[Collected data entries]
__________
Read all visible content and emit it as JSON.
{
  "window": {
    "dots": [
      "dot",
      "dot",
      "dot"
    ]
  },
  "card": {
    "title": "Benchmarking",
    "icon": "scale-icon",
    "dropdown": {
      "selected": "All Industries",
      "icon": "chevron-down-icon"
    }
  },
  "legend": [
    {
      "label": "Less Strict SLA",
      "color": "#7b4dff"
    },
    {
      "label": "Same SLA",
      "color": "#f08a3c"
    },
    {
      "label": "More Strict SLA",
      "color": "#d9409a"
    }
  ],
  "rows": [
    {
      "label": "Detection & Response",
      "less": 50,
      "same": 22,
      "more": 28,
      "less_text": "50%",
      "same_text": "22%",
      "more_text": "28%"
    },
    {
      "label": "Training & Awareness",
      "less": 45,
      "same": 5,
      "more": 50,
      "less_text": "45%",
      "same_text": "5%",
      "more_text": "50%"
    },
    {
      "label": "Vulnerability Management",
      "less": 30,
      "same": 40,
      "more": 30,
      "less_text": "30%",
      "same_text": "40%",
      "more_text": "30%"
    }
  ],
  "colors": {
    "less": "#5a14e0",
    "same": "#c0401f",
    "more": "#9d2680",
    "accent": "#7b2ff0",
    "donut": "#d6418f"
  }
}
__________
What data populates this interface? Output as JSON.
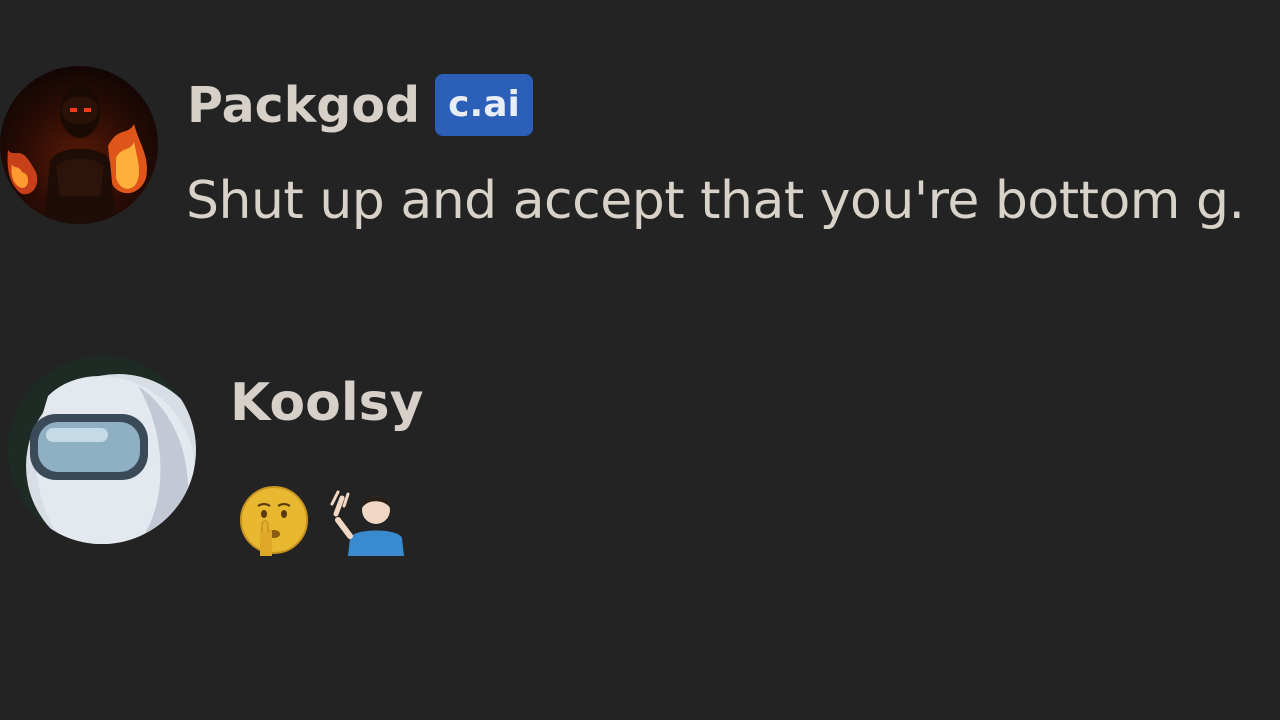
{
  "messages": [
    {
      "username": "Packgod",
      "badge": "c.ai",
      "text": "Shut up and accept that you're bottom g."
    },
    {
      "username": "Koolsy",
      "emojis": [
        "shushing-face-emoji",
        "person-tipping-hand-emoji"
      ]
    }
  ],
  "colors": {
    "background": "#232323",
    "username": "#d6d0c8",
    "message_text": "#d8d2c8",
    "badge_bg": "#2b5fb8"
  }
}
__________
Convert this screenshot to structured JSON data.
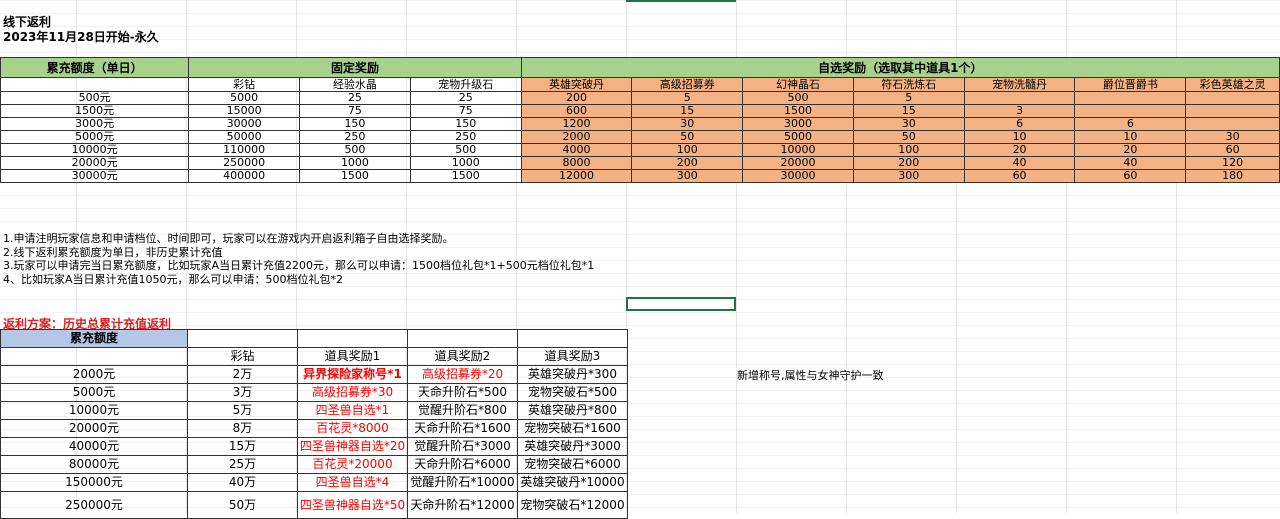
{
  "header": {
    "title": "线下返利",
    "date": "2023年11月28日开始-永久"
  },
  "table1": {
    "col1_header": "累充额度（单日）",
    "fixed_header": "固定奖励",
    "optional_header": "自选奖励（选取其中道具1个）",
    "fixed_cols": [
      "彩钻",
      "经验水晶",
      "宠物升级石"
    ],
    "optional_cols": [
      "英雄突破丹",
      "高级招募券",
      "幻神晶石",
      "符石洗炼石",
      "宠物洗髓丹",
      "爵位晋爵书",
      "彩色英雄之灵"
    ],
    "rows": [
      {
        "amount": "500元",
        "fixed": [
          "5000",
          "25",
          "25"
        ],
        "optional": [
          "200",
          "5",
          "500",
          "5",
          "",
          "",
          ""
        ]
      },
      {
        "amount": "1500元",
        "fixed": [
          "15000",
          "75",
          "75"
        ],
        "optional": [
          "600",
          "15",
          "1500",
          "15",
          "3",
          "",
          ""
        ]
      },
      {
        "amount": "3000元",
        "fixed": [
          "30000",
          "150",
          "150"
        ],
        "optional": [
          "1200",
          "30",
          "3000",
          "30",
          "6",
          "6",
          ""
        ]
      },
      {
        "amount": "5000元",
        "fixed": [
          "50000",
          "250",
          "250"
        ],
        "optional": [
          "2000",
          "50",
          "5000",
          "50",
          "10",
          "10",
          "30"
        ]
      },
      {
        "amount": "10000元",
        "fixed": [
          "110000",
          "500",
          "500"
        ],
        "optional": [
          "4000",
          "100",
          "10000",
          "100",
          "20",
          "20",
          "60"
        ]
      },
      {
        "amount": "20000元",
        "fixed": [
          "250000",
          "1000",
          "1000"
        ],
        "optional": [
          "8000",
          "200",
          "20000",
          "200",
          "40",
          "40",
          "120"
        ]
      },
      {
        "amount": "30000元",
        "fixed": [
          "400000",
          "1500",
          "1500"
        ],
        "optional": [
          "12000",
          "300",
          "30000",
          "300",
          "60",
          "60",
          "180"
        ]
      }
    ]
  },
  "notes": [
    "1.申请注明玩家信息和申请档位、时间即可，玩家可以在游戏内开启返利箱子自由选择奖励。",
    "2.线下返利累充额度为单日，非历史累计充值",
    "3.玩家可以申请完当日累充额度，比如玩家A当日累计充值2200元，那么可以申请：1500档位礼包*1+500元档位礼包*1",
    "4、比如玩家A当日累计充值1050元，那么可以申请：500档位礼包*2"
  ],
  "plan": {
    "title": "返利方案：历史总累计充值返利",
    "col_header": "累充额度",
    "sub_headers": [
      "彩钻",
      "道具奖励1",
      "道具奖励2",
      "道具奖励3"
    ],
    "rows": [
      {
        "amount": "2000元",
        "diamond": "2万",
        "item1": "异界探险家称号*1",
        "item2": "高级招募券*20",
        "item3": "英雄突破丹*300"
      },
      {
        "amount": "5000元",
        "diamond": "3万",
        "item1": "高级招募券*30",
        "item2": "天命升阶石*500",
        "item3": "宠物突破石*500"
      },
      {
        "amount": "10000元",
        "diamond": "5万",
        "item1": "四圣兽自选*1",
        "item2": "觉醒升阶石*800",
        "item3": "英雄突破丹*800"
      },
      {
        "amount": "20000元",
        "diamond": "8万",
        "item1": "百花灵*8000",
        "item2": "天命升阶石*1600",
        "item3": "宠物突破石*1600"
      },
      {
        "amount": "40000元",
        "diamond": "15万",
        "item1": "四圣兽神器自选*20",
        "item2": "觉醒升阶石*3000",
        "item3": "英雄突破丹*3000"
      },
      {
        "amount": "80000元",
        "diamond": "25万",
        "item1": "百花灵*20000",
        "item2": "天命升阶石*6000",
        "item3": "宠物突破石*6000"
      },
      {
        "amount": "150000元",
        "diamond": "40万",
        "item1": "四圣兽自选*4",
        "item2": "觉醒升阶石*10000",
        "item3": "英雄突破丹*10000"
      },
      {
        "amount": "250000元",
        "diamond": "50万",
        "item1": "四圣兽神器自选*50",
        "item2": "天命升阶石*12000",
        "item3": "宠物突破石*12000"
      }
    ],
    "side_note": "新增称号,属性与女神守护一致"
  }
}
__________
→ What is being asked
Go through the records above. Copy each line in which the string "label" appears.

→ Exercise output
      "label": "Less Strict SLA",
      "label": "Same SLA",
      "label": "More Strict SLA",
      "label": "Detection & Response",
      "label": "Training & Awareness",
      "label": "Vulnerability Management",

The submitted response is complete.